In response to a recent request from the Knoxville News Sentinel, the governor’s office provided copies of all “philosophical flag” letters that have been sent to legislators this year as of last Friday.
Haslam spokesman David Smith said this year, the governor is not issuing formal “flag letters” to legislators except when there are “philosophical” objections to the measure.
The form letters don’t explain reasons for opposition, but state that an administration representative will seek a meeting with the lawmaker for discussion.
“The administration understands this is an important issue to you and is cognizant of your efforts. The administration, however, respectfully disagrees with this legislation in its current form,” says a standard line in most of the letters.
Other proposals that were flagged include revising the state’s motorcycle helmet law and increasing the penalty for motorists not wearing a seat belt.
There are a number of gun proposals, but the one sponsored by Republican Sen. Stacey Campfield of Knoxville is probably among the more controversial because it would allow staff and faculty of K-12 schools to carry guns on school grounds if they have a handgun carry permit and take a special course.
Under the motorcycle legislation, adults wouldn’t have to wear a helmet. And in the case of the seat belt proposal, law enforcement officials could fine a person as much as $75 for not wearing one. Currently, the maximum fine is $20.
Two of the proposals that Haslam has expressed concern about are likely dead this session after failing in committees. One sought to eliminate affirmative action initiatives from higher education institutions in Tennessee, and the other would have repealed the law allowing privately operated online schools in Tennessee.

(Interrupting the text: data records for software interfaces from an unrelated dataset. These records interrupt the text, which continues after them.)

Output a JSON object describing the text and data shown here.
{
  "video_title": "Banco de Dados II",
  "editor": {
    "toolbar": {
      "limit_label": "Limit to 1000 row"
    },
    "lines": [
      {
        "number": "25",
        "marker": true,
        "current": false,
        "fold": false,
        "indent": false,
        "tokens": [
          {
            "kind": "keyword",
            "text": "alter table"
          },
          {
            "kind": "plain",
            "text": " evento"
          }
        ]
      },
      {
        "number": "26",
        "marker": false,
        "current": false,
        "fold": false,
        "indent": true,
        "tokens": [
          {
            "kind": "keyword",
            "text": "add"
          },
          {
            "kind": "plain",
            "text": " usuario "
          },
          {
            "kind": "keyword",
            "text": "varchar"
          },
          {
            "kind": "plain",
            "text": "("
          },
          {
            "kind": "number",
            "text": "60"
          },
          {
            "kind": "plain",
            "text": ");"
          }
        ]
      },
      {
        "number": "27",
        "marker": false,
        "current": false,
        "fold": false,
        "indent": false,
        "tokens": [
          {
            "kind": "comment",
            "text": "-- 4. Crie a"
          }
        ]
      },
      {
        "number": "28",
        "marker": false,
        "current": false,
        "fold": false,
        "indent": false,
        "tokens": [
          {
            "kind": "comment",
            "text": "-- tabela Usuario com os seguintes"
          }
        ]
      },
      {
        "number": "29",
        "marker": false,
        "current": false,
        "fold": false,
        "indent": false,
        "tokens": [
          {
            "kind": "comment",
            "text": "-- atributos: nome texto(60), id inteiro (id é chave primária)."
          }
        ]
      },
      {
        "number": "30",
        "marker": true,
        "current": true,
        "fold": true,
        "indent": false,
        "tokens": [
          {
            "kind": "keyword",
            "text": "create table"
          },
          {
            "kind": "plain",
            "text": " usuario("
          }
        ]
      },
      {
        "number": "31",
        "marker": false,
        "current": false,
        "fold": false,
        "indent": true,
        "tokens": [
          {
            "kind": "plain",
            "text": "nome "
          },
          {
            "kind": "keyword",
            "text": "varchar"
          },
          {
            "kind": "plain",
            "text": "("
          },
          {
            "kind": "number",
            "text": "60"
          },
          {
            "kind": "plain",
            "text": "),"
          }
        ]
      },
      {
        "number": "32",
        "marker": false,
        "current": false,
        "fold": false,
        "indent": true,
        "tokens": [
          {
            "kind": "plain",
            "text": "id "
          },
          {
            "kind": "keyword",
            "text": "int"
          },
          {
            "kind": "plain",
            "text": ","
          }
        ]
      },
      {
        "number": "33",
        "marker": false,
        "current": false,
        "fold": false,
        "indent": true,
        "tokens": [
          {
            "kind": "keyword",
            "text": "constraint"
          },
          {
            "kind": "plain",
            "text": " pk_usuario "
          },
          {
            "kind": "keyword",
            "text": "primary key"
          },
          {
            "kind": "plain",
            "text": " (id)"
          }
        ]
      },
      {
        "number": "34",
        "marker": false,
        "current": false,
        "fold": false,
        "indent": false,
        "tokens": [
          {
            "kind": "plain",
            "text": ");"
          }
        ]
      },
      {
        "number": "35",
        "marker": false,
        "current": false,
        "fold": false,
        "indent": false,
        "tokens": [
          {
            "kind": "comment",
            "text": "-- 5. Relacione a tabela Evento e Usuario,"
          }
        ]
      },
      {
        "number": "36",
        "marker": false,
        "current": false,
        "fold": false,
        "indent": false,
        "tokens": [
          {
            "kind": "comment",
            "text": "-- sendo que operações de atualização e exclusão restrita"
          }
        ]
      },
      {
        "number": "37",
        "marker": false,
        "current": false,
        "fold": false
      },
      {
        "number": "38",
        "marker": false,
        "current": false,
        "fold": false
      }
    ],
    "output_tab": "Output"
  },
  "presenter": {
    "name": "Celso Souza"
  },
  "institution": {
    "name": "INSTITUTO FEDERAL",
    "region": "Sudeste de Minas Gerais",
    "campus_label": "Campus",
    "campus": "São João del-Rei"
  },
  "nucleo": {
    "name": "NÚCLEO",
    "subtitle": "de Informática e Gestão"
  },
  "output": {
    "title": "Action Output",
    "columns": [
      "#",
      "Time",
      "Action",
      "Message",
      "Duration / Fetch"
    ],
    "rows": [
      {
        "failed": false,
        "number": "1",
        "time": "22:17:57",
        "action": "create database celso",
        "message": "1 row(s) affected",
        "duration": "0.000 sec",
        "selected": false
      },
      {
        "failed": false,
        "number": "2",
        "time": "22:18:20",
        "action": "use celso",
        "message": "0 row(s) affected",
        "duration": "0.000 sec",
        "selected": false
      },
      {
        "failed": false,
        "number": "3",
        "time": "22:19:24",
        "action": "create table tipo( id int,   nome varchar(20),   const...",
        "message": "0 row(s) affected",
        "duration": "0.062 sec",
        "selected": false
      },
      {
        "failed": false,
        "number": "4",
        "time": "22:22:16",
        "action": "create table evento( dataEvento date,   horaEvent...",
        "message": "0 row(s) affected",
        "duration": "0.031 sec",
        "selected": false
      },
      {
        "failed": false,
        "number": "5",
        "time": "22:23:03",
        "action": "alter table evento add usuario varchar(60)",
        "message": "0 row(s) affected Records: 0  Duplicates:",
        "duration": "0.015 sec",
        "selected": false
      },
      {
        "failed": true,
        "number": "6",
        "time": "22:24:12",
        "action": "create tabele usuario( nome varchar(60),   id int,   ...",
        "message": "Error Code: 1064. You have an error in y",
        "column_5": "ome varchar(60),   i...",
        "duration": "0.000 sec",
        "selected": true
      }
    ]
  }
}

– The Associated Press
Highway Patrol Assigns Helicopter to West Tennessee
The Tennessee Highway Patrol is assigning a helicopter and pilot to support law enforcement efforts in West Tennessee.
Department of Safety and Homeland Security Commissioner Bill Gibbons and THP Col. Tracy Trott said Friday that the helicopter will enhance public safety by increasing response time to incidents in the western areas of the state.
The helicopter, a 206 B Bell Jet Ranger, will be based in Jackson. It is equipped with a powerful searchlight, specialized radios, night vision and infra-red technology that produces a thermal image of a person.
Officials said the aircraft could be used to help with vehicle surveillance, vehicle and foot pursuits, and searches for criminal suspects or missing people. It also can be used in search-and-rescue missions and to assist after a natural disaster.
– The Associated Press